Cash Conversion Feature
Reporting entities must then determine whether the conversion option qualifies as a cash conversion feature under ASC Topic 470. A cash conversion feature is one that allows the investor to convert the debt instrument into cash rather than shares at the fair value of the shares, rather than the principal amount of the debt. If a cash conversion option exists (in whole or part), entities will separate the instrument into a debt component (measured at fair value) and an equity component (difference between the proceeds and the fair value debt component).
Accounting for Debt Conversion Features When ASC Topic 815 Does Not Apply
If the reporting entity determines that the instrument does not qualify for accounting as a derivative instrument ASC Topic 815, it then determines whether the conversion option qualifies as a beneficial conversion feature under ASC Topic 470. A beneficial conversion feature is a nondetachable conversion feature that is in the money at the commitment date.
Beneficial conversion features should be recognized separately by allocating a portion of proceeds equal to the intrinsic value of the feature to additional paid-in capital. The effective conversion price should be used to compute the intrinsic value. A beneficial conversion feature's effective conversion price is based on the proceeds received for or allocated to the convertible instrument. Intrinsic value determination follows a three step process:
- Allocate the proceeds received to the convertible instrument and any other detachable instruments included in the exchange on a relative fair value basis,

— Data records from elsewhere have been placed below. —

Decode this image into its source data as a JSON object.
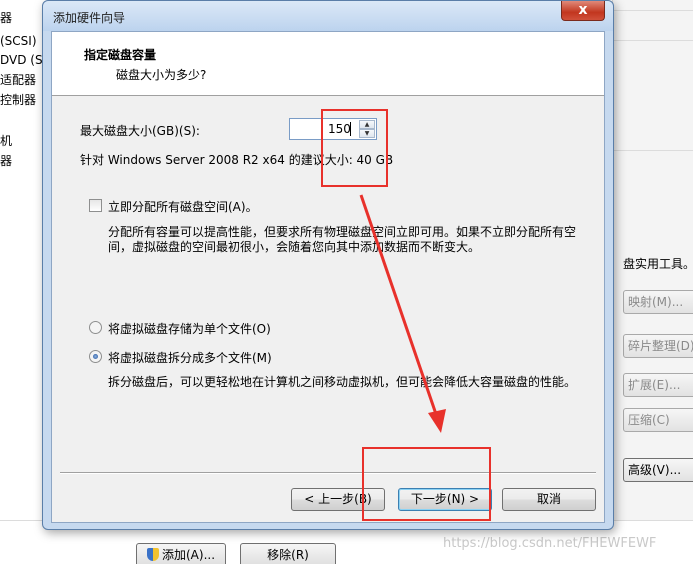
{
  "background": {
    "left_items": [
      "器",
      "(SCSI)",
      "DVD (SA",
      "适配器",
      "控制器",
      "机",
      "器"
    ],
    "right_panel": {
      "label": "盘实用工具。",
      "buttons": [
        "映射(M)...",
        "碎片整理(D)",
        "扩展(E)...",
        "压缩(C)",
        "高级(V)..."
      ]
    },
    "bottom_buttons": {
      "add": "添加(A)...",
      "remove": "移除(R)"
    },
    "watermark": "https://blog.csdn.net/FHEWFEWF"
  },
  "dialog": {
    "title": "添加硬件向导",
    "close_glyph": "x",
    "header": {
      "title": "指定磁盘容量",
      "subtitle": "磁盘大小为多少?"
    },
    "max_size_label": "最大磁盘大小(GB)(S):",
    "max_size_value": "150",
    "recommend_text": "针对 Windows Server 2008 R2 x64 的建议大小: 40 GB",
    "allocate_now": {
      "label": "立即分配所有磁盘空间(A)。",
      "checked": false,
      "description": "分配所有容量可以提高性能，但要求所有物理磁盘空间立即可用。如果不立即分配所有空间，虚拟磁盘的空间最初很小，会随着您向其中添加数据而不断变大。"
    },
    "radio_single": {
      "label": "将虚拟磁盘存储为单个文件(O)",
      "checked": false
    },
    "radio_multi": {
      "label": "将虚拟磁盘拆分成多个文件(M)",
      "checked": true,
      "description": "拆分磁盘后，可以更轻松地在计算机之间移动虚拟机，但可能会降低大容量磁盘的性能。"
    },
    "buttons": {
      "back": "< 上一步(B)",
      "next": "下一步(N) >",
      "cancel": "取消"
    }
  },
  "annotation_color": "#e8312b"
}
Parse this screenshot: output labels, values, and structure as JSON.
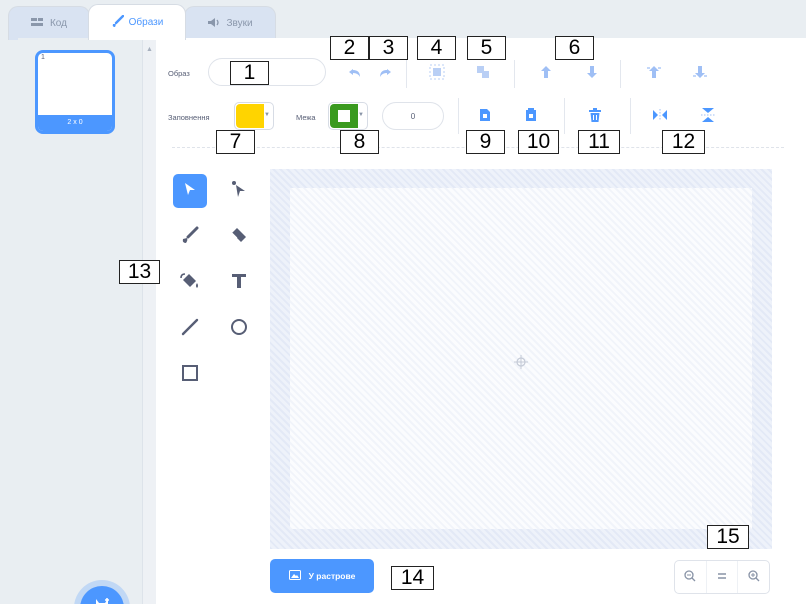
{
  "tabs": [
    {
      "label": "Код",
      "icon": "code-icon"
    },
    {
      "label": "Образи",
      "icon": "brush-icon"
    },
    {
      "label": "Звуки",
      "icon": "speaker-icon"
    }
  ],
  "costume": {
    "number": "1",
    "size": "2 x 0"
  },
  "toolbar": {
    "name_label": "Образ",
    "name_value": "",
    "fill_label": "Заповнення",
    "outline_label": "Межа",
    "outline_width": "0",
    "fill_color": "#ffd400",
    "outline_color": "#3a9a1f"
  },
  "bitmap_button": {
    "label": "У растрове"
  },
  "callouts": [
    "1",
    "2",
    "3",
    "4",
    "5",
    "6",
    "7",
    "8",
    "9",
    "10",
    "11",
    "12",
    "13",
    "14",
    "15"
  ],
  "accent_color": "#4c97ff"
}
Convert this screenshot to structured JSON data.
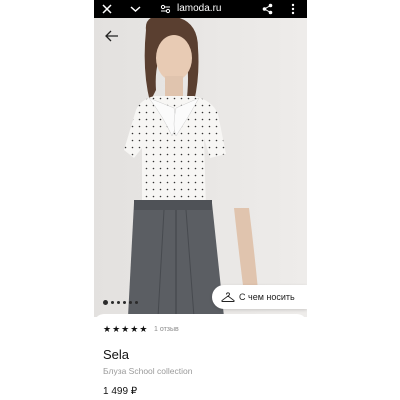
{
  "browser": {
    "url": "lamoda.ru",
    "close_icon": "close-icon",
    "chevron_icon": "chevron-down-icon",
    "settings_icon": "tune-icon",
    "share_icon": "share-icon",
    "menu_icon": "more-vertical-icon"
  },
  "gallery": {
    "back_icon": "arrow-left-icon",
    "image_count": 6,
    "active_index": 0
  },
  "outfit_button": {
    "label": "С чем носить",
    "icon": "hanger-icon"
  },
  "product": {
    "rating": 5,
    "reviews": "1 отзыв",
    "brand": "Sela",
    "subtitle": "Блуза School collection",
    "price": "1 499 ₽"
  }
}
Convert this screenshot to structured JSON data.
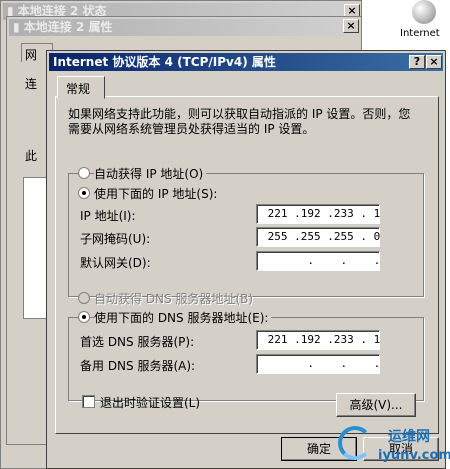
{
  "back_window": {
    "title": "本地连接 2 状态",
    "close_glyph": "×"
  },
  "mid_window": {
    "title": "本地连接 2 属性",
    "close_glyph": "×",
    "tab_fragment": "网",
    "label_fragment": "连",
    "label_fragment2": "此"
  },
  "desktop_icon": {
    "label": "Internet"
  },
  "dialog": {
    "title": "Internet 协议版本 4 (TCP/IPv4) 属性",
    "help_glyph": "?",
    "close_glyph": "×",
    "tab": "常规",
    "description": "如果网络支持此功能，则可以获取自动指派的 IP 设置。否则，您需要从网络系统管理员处获得适当的 IP 设置。",
    "ip": {
      "auto_label": "自动获得 IP 地址(O)",
      "manual_label": "使用下面的 IP 地址(S):",
      "selected": "manual",
      "address_label": "IP 地址(I):",
      "address_value": " 221 .192 .233 . 1",
      "subnet_label": "子网掩码(U):",
      "subnet_value": " 255 .255 .255 . 0",
      "gateway_label": "默认网关(D):",
      "gateway_value": "       .    .    ."
    },
    "dns": {
      "auto_label": "自动获得 DNS 服务器地址(B)",
      "manual_label": "使用下面的 DNS 服务器地址(E):",
      "selected": "manual",
      "preferred_label": "首选 DNS 服务器(P):",
      "preferred_value": " 221 .192 .233 . 1",
      "alternate_label": "备用 DNS 服务器(A):",
      "alternate_value": "       .    .    ."
    },
    "validate_label": "退出时验证设置(L)",
    "validate_checked": false,
    "advanced_button": "高级(V)...",
    "ok_button": "确定",
    "cancel_button": "取消"
  },
  "watermark": {
    "text_top": "运维网",
    "text_bottom": "iyunv.com"
  }
}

- Apply the guidance in paragraph ASC 470-20-25-4 to the amount allocated to the convertible instrument, and then
- Calculate the effective conversion price and use the effective conversion price to measure the intrinsic value, if any, of the embedded conversion option.
Intrinsic value should be calculated at the commitment date as the difference between the conversion price and the fair value of the common stock/securities into which the security is convertible, multiplied by the number of shares into which the security is convertible.
Seek the Help of a Professional
Accounting for instruments with both debt and equity can be complex. An accountant experienced with the reporting requirements under ASC Topics 470, 480 and 815 may be able to help you navigate the correct accounting path for your instruments.
For specific comments, questions or concerns about debt and equity transactions, please contact Christine McAlarney or Mike Loritz of MHM's Professional Standards Group. Christine can be reached at email@example.com or 727.572.1400. Mike can be reached at firstname.lastname@example.org or 816.945.5611.
Published on May 16, 2017